Pictures stay out, but every line of the data is copied exactly.

### The records
● ● ●

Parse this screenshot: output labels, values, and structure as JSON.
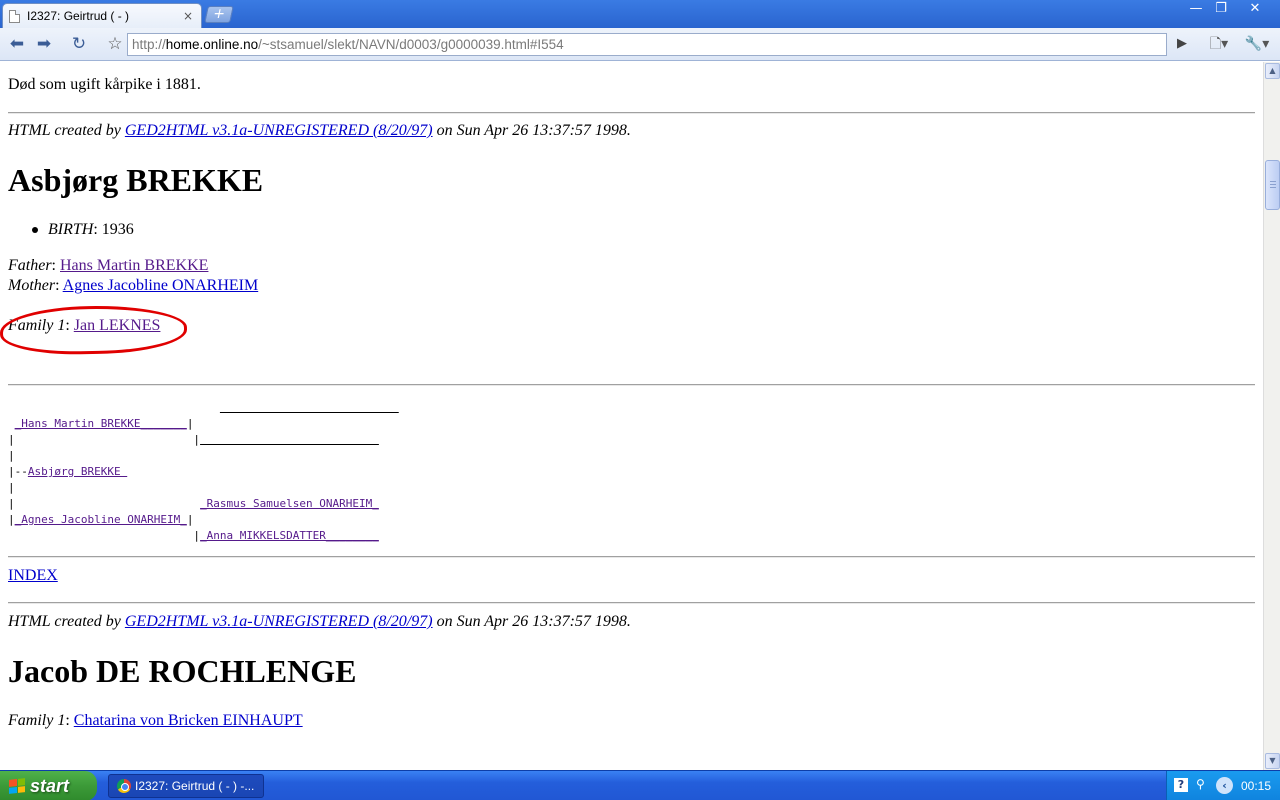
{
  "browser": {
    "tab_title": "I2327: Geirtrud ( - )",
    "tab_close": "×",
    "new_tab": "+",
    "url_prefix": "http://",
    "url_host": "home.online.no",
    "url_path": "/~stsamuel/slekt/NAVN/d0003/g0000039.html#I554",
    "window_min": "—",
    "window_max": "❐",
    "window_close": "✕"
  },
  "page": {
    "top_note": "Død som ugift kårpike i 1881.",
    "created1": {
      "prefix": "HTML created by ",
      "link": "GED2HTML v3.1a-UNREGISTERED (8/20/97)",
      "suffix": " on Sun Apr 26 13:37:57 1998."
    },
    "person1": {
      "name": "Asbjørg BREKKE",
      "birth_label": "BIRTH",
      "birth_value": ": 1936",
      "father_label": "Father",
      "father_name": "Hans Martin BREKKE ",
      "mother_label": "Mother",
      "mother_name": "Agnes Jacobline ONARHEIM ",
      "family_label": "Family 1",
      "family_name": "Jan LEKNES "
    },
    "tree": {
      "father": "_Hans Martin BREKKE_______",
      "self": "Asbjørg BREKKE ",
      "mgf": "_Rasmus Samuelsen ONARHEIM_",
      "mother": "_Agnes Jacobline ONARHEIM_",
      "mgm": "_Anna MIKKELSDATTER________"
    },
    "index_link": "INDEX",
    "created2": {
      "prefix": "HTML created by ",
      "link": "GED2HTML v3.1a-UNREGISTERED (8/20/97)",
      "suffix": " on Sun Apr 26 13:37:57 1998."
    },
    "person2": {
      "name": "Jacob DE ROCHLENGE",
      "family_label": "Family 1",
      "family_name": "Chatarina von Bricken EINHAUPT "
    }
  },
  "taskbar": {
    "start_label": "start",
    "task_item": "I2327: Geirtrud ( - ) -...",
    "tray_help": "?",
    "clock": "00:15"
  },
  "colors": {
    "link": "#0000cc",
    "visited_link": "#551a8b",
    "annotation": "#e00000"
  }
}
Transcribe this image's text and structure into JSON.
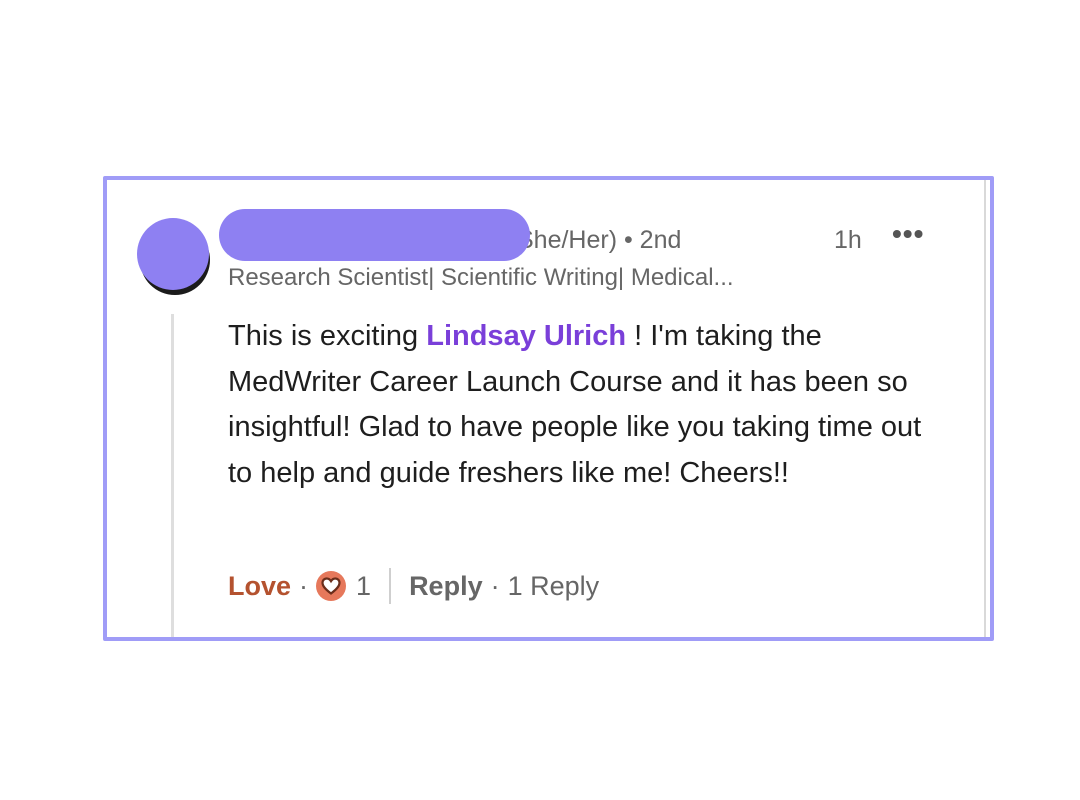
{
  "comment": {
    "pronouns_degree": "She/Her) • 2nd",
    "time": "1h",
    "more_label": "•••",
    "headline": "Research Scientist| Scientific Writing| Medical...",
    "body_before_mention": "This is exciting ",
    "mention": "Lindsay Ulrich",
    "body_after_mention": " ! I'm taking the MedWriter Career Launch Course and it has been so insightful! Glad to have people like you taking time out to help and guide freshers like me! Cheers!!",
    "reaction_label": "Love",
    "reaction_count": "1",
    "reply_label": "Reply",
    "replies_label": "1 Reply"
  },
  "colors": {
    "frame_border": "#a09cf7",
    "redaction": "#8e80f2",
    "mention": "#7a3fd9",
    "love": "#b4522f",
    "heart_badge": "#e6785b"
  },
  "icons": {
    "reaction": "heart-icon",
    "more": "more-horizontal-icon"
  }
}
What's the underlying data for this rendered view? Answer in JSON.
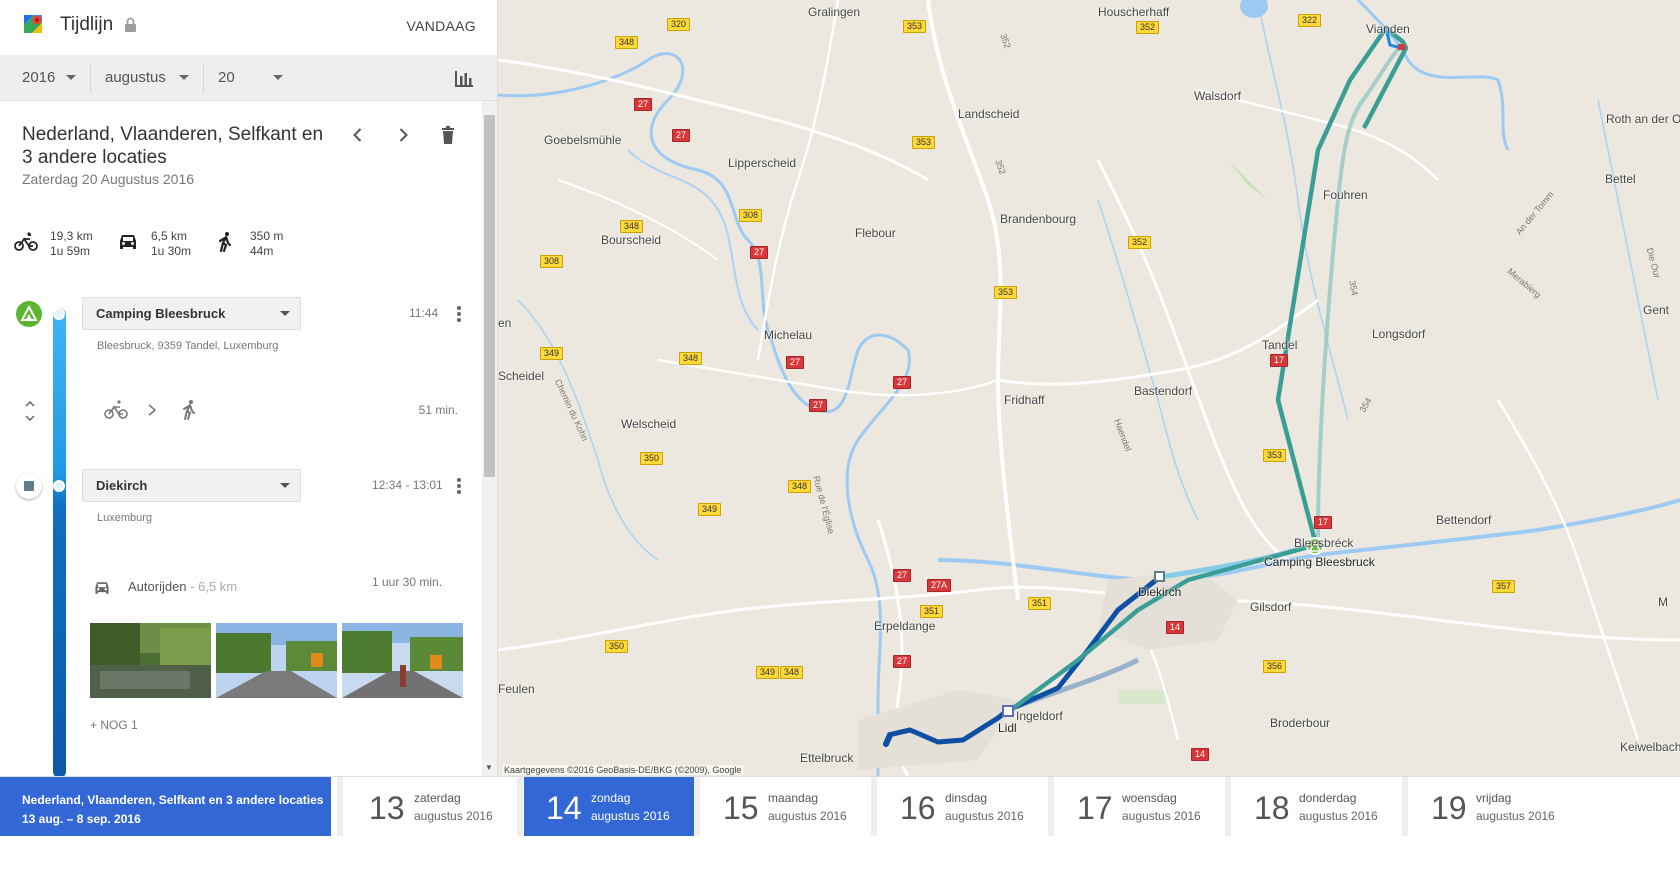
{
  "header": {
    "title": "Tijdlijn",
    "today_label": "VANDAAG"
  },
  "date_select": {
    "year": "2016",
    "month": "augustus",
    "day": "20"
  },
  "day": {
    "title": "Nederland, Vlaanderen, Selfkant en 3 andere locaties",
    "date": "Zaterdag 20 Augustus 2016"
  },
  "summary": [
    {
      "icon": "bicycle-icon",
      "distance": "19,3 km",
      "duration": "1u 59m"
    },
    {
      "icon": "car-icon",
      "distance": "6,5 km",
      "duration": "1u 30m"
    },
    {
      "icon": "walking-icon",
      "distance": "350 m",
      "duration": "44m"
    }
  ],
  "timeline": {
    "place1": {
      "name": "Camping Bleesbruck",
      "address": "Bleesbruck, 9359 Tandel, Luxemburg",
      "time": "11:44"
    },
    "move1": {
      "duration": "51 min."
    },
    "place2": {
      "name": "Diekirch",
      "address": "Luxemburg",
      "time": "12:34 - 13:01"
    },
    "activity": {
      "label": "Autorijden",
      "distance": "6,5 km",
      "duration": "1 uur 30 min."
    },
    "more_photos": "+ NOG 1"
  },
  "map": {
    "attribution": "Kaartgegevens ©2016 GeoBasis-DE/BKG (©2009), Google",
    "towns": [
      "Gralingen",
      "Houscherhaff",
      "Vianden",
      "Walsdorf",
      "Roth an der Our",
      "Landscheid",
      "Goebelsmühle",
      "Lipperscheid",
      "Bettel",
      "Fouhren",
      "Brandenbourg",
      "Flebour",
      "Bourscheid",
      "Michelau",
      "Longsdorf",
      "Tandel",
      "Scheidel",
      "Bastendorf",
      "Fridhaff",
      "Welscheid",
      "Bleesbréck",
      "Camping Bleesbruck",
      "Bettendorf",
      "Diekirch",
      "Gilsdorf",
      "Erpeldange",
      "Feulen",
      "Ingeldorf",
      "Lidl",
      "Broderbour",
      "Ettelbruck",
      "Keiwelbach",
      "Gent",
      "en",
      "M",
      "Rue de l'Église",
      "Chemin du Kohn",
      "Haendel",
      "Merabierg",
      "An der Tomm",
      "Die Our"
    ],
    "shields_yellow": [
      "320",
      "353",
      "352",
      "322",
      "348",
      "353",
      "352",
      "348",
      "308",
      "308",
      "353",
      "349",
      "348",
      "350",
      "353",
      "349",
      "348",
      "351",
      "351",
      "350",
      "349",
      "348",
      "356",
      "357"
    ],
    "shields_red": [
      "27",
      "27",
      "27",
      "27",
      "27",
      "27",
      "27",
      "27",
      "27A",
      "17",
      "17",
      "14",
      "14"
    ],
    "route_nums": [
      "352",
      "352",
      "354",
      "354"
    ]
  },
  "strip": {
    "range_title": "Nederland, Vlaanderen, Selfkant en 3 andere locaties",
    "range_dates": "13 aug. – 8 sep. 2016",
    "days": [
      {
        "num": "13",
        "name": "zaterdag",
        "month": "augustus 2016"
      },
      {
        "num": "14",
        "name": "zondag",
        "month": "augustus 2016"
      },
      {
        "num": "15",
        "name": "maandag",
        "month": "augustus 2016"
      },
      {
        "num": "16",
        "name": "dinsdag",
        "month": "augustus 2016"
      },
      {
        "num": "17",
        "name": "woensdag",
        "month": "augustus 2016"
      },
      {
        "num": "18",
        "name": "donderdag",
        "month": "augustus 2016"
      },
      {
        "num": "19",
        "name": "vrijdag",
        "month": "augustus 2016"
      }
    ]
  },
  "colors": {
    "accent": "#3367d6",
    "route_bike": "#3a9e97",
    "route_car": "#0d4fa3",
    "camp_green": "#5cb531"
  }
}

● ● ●

### Exercise solution
Parse this screenshot: output labels, values, and structure as JSON.
{
  "browser": {
    "tab_title": "I2327: Geirtrud ( - )",
    "tab_close": "×",
    "new_tab": "+",
    "url_prefix": "http://",
    "url_host": "home.online.no",
    "url_path": "/~stsamuel/slekt/NAVN/d0003/g0000039.html#I554",
    "window_min": "—",
    "window_max": "❐",
    "window_close": "✕"
  },
  "page": {
    "top_note": "Død som ugift kårpike i 1881.",
    "created1": {
      "prefix": "HTML created by ",
      "link": "GED2HTML v3.1a-UNREGISTERED (8/20/97)",
      "suffix": " on Sun Apr 26 13:37:57 1998."
    },
    "person1": {
      "name": "Asbjørg BREKKE",
      "birth_label": "BIRTH",
      "birth_value": ": 1936",
      "father_label": "Father",
      "father_name": "Hans Martin BREKKE ",
      "mother_label": "Mother",
      "mother_name": "Agnes Jacobline ONARHEIM ",
      "family_label": "Family 1",
      "family_name": "Jan LEKNES "
    },
    "tree": {
      "father": "_Hans Martin BREKKE_______",
      "self": "Asbjørg BREKKE ",
      "mgf": "_Rasmus Samuelsen ONARHEIM_",
      "mother": "_Agnes Jacobline ONARHEIM_",
      "mgm": "_Anna MIKKELSDATTER________"
    },
    "index_link": "INDEX",
    "created2": {
      "prefix": "HTML created by ",
      "link": "GED2HTML v3.1a-UNREGISTERED (8/20/97)",
      "suffix": " on Sun Apr 26 13:37:57 1998."
    },
    "person2": {
      "name": "Jacob DE ROCHLENGE",
      "family_label": "Family 1",
      "family_name": "Chatarina von Bricken EINHAUPT "
    }
  },
  "taskbar": {
    "start_label": "start",
    "task_item": "I2327: Geirtrud ( - ) -...",
    "tray_help": "?",
    "clock": "00:15"
  },
  "colors": {
    "link": "#0000cc",
    "visited_link": "#551a8b",
    "annotation": "#e00000"
  }
}
Transcribe this image's text and structure into JSON.
{
  "comment": {
    "pronouns_degree": "She/Her) • 2nd",
    "time": "1h",
    "more_label": "•••",
    "headline": "Research Scientist| Scientific Writing| Medical...",
    "body_before_mention": "This is exciting ",
    "mention": "Lindsay Ulrich",
    "body_after_mention": " ! I'm taking the MedWriter Career Launch Course and it has been so insightful! Glad to have people like you taking time out to help and guide freshers like me! Cheers!!",
    "reaction_label": "Love",
    "reaction_count": "1",
    "reply_label": "Reply",
    "replies_label": "1 Reply"
  },
  "colors": {
    "frame_border": "#a09cf7",
    "redaction": "#8e80f2",
    "mention": "#7a3fd9",
    "love": "#b4522f",
    "heart_badge": "#e6785b"
  },
  "icons": {
    "reaction": "heart-icon",
    "more": "more-horizontal-icon"
  }
}
What's the underlying data for this rendered view? Answer in JSON.
{
  "header": {
    "title": "Tijdlijn",
    "today_label": "VANDAAG"
  },
  "date_select": {
    "year": "2016",
    "month": "augustus",
    "day": "20"
  },
  "day": {
    "title": "Nederland, Vlaanderen, Selfkant en 3 andere locaties",
    "date": "Zaterdag 20 Augustus 2016"
  },
  "summary": [
    {
      "icon": "bicycle-icon",
      "distance": "19,3 km",
      "duration": "1u 59m"
    },
    {
      "icon": "car-icon",
      "distance": "6,5 km",
      "duration": "1u 30m"
    },
    {
      "icon": "walking-icon",
      "distance": "350 m",
      "duration": "44m"
    }
  ],
  "timeline": {
    "place1": {
      "name": "Camping Bleesbruck",
      "address": "Bleesbruck, 9359 Tandel, Luxemburg",
      "time": "11:44"
    },
    "move1": {
      "duration": "51 min."
    },
    "place2": {
      "name": "Diekirch",
      "address": "Luxemburg",
      "time": "12:34 - 13:01"
    },
    "activity": {
      "label": "Autorijden",
      "distance": "6,5 km",
      "duration": "1 uur 30 min."
    },
    "more_photos": "+ NOG 1"
  },
  "map": {
    "attribution": "Kaartgegevens ©2016 GeoBasis-DE/BKG (©2009), Google",
    "towns": [
      "Gralingen",
      "Houscherhaff",
      "Vianden",
      "Walsdorf",
      "Roth an der Our",
      "Landscheid",
      "Goebelsmühle",
      "Lipperscheid",
      "Bettel",
      "Fouhren",
      "Brandenbourg",
      "Flebour",
      "Bourscheid",
      "Michelau",
      "Longsdorf",
      "Tandel",
      "Scheidel",
      "Bastendorf",
      "Fridhaff",
      "Welscheid",
      "Bleesbréck",
      "Camping Bleesbruck",
      "Bettendorf",
      "Diekirch",
      "Gilsdorf",
      "Erpeldange",
      "Feulen",
      "Ingeldorf",
      "Lidl",
      "Broderbour",
      "Ettelbruck",
      "Keiwelbach",
      "Gent",
      "en",
      "M",
      "Rue de l'Église",
      "Chemin du Kohn",
      "Haendel",
      "Merabierg",
      "An der Tomm",
      "Die Our"
    ],
    "shields_yellow": [
      "320",
      "353",
      "352",
      "322",
      "348",
      "353",
      "352",
      "348",
      "308",
      "308",
      "353",
      "349",
      "348",
      "350",
      "353",
      "349",
      "348",
      "351",
      "351",
      "350",
      "349",
      "348",
      "356",
      "357"
    ],
    "shields_red": [
      "27",
      "27",
      "27",
      "27",
      "27",
      "27",
      "27",
      "27",
      "27A",
      "17",
      "17",
      "14",
      "14"
    ],
    "route_nums": [
      "352",
      "352",
      "354",
      "354"
    ]
  },
  "strip": {
    "range_title": "Nederland, Vlaanderen, Selfkant en 3 andere locaties",
    "range_dates": "13 aug. – 8 sep. 2016",
    "days": [
      {
        "num": "13",
        "name": "zaterdag",
        "month": "augustus 2016"
      },
      {
        "num": "14",
        "name": "zondag",
        "month": "augustus 2016"
      },
      {
        "num": "15",
        "name": "maandag",
        "month": "augustus 2016"
      },
      {
        "num": "16",
        "name": "dinsdag",
        "month": "augustus 2016"
      },
      {
        "num": "17",
        "name": "woensdag",
        "month": "augustus 2016"
      },
      {
        "num": "18",
        "name": "donderdag",
        "month": "augustus 2016"
      },
      {
        "num": "19",
        "name": "vrijdag",
        "month": "augustus 2016"
      }
    ]
  },
  "colors": {
    "accent": "#3367d6",
    "route_bike": "#3a9e97",
    "route_car": "#0d4fa3",
    "camp_green": "#5cb531"
  }
}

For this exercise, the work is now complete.